The Docker Hub registry is an online repository of Docker apps that anyone can pull from to deploy on a Docker engine host. Docker is open-source technology that enables container-based application virtualization. The availability of Oracle Linux on Docker Hub is not part of any larger partnership between Oracle and Docker Inc., the lead commercial sponsor behind Docker.
“The Docker Hub is freely available for folks to upload their components, and there’s no financial requirement,” Wim Coekaerts, senior vice president, Linux and Virtualization Engineering, at Oracle, told eWEEK. “We just want to have an official Oracle account on GitHub and Docker so that Docker users know that these are the official images coming from Oracle.”
Having an officially sanctioned application from Oracle is important, since there are already several unofficial versions of Oracle Linux on Docker Hub. Coekaerts noted that the Docker Hub registry is in essence a marketplace where anyone can publish images.
“Our official Docker image goes through Oracle QA [quality assurance] first, and Docker build validation as well,” he said. “That’s one of the reasons Oracle is starting to publish our own images, so customers or developers can get them directly from us and know they are QA’d by Oracle and they have a way to get support if they need it.”
Docker has become a popular tool for developers, and Oracle wants to help ensure that Oracle Linux is easily available, Coekaerts said. Docker has been embraced by multiple large IT vendors, including IBM, Microsoft, VMware and Amazon, as a technology for virtualized application deployment.

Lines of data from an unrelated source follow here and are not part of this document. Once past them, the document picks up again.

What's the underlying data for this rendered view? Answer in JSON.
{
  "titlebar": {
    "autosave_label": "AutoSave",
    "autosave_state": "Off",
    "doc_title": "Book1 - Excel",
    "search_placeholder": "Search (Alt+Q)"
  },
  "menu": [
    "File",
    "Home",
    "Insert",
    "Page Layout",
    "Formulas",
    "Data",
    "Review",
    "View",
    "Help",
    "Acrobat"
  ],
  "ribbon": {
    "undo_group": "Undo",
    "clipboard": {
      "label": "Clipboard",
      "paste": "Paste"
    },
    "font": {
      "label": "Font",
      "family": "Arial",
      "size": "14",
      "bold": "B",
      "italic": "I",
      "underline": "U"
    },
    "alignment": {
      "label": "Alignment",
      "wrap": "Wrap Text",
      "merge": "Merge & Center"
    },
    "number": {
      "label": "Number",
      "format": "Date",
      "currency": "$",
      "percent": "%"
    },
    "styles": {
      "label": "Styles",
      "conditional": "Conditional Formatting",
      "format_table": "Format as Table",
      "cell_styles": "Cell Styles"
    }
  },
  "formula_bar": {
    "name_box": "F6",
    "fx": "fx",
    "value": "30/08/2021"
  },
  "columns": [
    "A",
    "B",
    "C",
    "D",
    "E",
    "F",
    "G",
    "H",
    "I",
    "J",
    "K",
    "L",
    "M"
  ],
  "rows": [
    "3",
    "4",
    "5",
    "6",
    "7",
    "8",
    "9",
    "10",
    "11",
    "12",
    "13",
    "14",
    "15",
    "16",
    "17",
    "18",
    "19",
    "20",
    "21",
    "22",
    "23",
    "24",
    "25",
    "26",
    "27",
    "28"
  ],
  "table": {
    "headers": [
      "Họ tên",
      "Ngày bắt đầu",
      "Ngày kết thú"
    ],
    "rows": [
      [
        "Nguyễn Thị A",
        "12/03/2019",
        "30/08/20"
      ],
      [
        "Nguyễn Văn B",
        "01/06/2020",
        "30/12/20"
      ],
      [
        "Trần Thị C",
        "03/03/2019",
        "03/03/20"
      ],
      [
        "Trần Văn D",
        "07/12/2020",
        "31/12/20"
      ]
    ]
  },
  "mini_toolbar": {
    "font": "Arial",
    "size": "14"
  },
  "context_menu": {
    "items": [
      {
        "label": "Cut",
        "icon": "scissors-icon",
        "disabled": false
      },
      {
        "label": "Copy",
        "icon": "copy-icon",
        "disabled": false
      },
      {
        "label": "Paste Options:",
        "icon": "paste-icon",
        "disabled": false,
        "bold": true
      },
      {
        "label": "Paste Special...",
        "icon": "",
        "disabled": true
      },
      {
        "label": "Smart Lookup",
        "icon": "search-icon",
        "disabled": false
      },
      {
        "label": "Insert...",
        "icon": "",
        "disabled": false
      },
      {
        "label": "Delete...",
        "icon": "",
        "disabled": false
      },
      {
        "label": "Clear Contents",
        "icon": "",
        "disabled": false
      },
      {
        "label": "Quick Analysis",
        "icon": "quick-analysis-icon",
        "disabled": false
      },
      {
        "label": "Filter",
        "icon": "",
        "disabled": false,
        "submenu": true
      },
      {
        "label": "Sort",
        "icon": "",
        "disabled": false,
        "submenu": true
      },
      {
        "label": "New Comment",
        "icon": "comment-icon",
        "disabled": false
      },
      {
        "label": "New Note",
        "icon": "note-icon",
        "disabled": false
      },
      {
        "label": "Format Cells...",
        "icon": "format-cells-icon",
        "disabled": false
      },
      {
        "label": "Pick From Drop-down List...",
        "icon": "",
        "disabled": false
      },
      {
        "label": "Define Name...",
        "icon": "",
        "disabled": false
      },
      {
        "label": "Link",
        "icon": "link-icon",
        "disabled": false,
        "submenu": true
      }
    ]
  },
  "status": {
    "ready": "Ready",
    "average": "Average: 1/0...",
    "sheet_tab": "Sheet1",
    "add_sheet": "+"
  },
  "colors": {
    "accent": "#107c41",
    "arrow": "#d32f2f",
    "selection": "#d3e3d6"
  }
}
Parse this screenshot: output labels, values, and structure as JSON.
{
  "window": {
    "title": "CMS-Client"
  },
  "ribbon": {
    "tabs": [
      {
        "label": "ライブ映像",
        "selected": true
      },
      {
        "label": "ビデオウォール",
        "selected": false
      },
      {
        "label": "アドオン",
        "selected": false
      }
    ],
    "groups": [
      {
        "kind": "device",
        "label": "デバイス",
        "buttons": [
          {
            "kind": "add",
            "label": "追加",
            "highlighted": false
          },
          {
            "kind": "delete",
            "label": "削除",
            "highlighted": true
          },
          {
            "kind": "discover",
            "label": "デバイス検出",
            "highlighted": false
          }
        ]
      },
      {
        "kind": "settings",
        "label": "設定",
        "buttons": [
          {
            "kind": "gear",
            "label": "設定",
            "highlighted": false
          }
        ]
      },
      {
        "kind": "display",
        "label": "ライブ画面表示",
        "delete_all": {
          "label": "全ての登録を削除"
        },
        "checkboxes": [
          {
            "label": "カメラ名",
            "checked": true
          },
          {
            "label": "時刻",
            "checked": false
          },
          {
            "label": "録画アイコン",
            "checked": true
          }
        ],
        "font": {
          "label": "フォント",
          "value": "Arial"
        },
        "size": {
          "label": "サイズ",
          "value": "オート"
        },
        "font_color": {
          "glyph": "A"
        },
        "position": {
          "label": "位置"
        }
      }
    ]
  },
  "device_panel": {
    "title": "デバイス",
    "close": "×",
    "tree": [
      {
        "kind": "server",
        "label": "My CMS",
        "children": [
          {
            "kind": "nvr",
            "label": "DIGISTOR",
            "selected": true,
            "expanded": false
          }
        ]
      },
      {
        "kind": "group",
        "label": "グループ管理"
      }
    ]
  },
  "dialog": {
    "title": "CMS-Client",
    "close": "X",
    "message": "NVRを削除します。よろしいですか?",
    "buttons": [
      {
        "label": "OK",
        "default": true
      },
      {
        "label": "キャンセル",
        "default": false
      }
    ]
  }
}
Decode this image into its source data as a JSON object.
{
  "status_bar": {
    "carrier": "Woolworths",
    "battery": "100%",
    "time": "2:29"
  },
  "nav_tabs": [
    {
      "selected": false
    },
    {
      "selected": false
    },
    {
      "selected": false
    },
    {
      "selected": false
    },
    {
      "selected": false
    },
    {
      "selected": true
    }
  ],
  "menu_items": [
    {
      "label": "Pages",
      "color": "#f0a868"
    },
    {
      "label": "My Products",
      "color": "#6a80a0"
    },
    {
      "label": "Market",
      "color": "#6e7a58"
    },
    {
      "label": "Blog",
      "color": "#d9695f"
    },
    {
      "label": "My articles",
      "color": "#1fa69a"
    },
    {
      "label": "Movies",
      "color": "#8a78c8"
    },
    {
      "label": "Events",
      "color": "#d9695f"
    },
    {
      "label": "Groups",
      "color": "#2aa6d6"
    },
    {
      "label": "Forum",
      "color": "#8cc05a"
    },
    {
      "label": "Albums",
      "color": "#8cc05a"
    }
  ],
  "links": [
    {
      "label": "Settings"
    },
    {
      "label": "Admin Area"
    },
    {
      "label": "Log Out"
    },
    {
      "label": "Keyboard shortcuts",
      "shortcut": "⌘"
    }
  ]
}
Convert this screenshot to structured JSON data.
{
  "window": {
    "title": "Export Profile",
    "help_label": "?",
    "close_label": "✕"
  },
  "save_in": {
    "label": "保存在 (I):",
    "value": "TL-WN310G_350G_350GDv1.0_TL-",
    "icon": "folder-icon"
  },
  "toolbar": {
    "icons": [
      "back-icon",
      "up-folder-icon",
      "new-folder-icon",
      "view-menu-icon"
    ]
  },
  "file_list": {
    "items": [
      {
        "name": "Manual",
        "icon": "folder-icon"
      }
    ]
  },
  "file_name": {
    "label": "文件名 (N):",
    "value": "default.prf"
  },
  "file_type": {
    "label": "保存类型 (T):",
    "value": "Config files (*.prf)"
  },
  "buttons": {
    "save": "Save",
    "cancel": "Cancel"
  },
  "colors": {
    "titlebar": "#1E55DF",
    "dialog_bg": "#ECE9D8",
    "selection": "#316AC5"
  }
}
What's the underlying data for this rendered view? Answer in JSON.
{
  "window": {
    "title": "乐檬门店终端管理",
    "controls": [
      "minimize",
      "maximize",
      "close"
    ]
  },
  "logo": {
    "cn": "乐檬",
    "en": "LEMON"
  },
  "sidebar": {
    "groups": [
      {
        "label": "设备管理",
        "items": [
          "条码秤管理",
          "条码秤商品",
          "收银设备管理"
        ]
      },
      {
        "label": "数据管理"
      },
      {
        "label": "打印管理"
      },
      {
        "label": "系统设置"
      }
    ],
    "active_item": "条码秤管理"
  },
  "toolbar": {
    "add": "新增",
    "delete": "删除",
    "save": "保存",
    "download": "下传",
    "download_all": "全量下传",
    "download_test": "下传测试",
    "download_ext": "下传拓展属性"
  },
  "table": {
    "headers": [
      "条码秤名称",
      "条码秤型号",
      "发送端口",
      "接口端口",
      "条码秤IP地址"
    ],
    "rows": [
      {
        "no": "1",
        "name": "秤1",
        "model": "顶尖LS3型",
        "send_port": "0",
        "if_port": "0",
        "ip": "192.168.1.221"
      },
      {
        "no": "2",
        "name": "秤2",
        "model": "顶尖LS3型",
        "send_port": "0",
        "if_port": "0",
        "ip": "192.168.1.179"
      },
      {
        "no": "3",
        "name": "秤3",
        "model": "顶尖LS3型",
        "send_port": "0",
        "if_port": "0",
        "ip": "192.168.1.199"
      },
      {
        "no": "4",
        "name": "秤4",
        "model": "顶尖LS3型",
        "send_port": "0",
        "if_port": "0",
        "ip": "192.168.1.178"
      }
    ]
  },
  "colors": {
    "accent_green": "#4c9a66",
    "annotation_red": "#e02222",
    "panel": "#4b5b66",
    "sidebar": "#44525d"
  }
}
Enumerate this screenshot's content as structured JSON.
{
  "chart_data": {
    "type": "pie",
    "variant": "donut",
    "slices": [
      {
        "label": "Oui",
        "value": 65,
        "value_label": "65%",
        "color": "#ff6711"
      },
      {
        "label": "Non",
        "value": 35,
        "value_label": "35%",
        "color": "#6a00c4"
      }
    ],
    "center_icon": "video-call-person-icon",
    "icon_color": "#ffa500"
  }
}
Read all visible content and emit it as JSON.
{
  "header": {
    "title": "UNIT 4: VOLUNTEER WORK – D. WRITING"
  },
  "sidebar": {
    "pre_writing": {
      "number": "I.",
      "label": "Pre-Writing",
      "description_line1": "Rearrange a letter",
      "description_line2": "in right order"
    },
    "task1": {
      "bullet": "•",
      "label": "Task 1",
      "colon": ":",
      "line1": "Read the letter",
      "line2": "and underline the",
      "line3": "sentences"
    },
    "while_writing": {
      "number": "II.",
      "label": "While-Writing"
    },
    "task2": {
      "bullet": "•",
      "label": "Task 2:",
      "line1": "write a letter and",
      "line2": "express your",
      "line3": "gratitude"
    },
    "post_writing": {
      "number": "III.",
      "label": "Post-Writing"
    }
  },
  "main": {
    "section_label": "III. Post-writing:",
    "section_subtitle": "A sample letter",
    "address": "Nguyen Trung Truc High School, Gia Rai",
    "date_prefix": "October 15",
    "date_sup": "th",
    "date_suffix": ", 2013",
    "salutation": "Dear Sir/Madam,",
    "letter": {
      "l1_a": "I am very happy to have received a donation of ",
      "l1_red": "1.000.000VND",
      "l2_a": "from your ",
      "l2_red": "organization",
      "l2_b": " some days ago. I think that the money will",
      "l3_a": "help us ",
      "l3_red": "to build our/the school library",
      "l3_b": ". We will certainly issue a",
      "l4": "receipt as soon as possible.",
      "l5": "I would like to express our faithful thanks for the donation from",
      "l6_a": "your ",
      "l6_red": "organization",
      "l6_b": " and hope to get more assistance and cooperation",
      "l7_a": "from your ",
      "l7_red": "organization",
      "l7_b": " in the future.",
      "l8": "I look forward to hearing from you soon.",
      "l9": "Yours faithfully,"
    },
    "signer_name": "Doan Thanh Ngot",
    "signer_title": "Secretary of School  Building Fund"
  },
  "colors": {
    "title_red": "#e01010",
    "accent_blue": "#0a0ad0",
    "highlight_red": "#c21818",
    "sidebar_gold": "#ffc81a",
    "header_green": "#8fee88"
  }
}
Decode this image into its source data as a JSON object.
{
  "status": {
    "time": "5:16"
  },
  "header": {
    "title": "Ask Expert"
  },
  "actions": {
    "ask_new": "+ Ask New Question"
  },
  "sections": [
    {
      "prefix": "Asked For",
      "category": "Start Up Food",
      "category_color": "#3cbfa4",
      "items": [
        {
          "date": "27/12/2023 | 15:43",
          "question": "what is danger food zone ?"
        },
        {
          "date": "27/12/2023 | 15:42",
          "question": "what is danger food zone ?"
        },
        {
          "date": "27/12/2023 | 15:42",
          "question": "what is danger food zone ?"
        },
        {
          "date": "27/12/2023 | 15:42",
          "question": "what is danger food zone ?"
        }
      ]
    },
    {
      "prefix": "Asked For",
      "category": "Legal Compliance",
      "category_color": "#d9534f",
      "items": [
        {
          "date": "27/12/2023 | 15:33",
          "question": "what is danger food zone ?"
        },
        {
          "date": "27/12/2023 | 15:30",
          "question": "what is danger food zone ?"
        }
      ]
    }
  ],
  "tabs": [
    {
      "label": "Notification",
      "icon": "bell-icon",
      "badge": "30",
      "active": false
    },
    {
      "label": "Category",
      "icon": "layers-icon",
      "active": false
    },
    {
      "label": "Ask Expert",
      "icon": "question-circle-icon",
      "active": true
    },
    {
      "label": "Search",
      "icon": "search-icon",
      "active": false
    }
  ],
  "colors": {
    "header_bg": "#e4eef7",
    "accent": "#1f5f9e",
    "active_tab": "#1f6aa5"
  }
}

The Docker engine itself needs to run on top of an operating system host. Several Linux vendors, including Red Hat with Project Atomic and Canonical with Snappy Ubuntu Core, are building Docker container-optimized versions of their Linux distributions. Oracle does not currently have its own specific optimized operating system version for Docker, though Coekaerts said that Docker deployment isn’t that hard.
“It’s very easy to do a minimal Linux install and add Docker on top,” he said.
He added that a minimal Oracle Linux installation has a very small setup and is not much different in size compared with Project Atomic. That said, there is the future potential for another approach on Oracle Linux for Docker host optimization.
“Oracle is looking at some options to further streamline, but in the context of Oracle Linux and not a separate project,” Coekaerts said.
From a virtualization standpoint, Oracle has its own virtualization product known as Oracle VM, which is based on the open-source Xen hypervisor. There is a potential intersection between Docker and Oracle VM for application deployment.
One way to combine Oracle VM and Docker is to use a large virtual machine (VM) to separate users, departments or application stacks, according to Coekaerts. Then within the VM, the organization can deploy the various app components for that user or department or stack inside Docker containers.
“This allows you to isolate users and do resource management with dedicated kernel versions etc., and you use Docker to isolate apps within the VM,” he said.
Looking forward, there are a number of different Docker-related initiatives at Oracle, including continuing to update application images. Another potential effort is an attempt to make it easier to go from Docker to a VM and back.
“For example, there should be one way of packaging the OS or application so it can run inside Docker, or inside a container, or inside a VM, or on baremetal, rather than having one for each,” Coekaerts said.
Sean Michael Kerner is a senior editor at eWEEK and InternetNews.com. Follow him on Twitter @TechJournalist.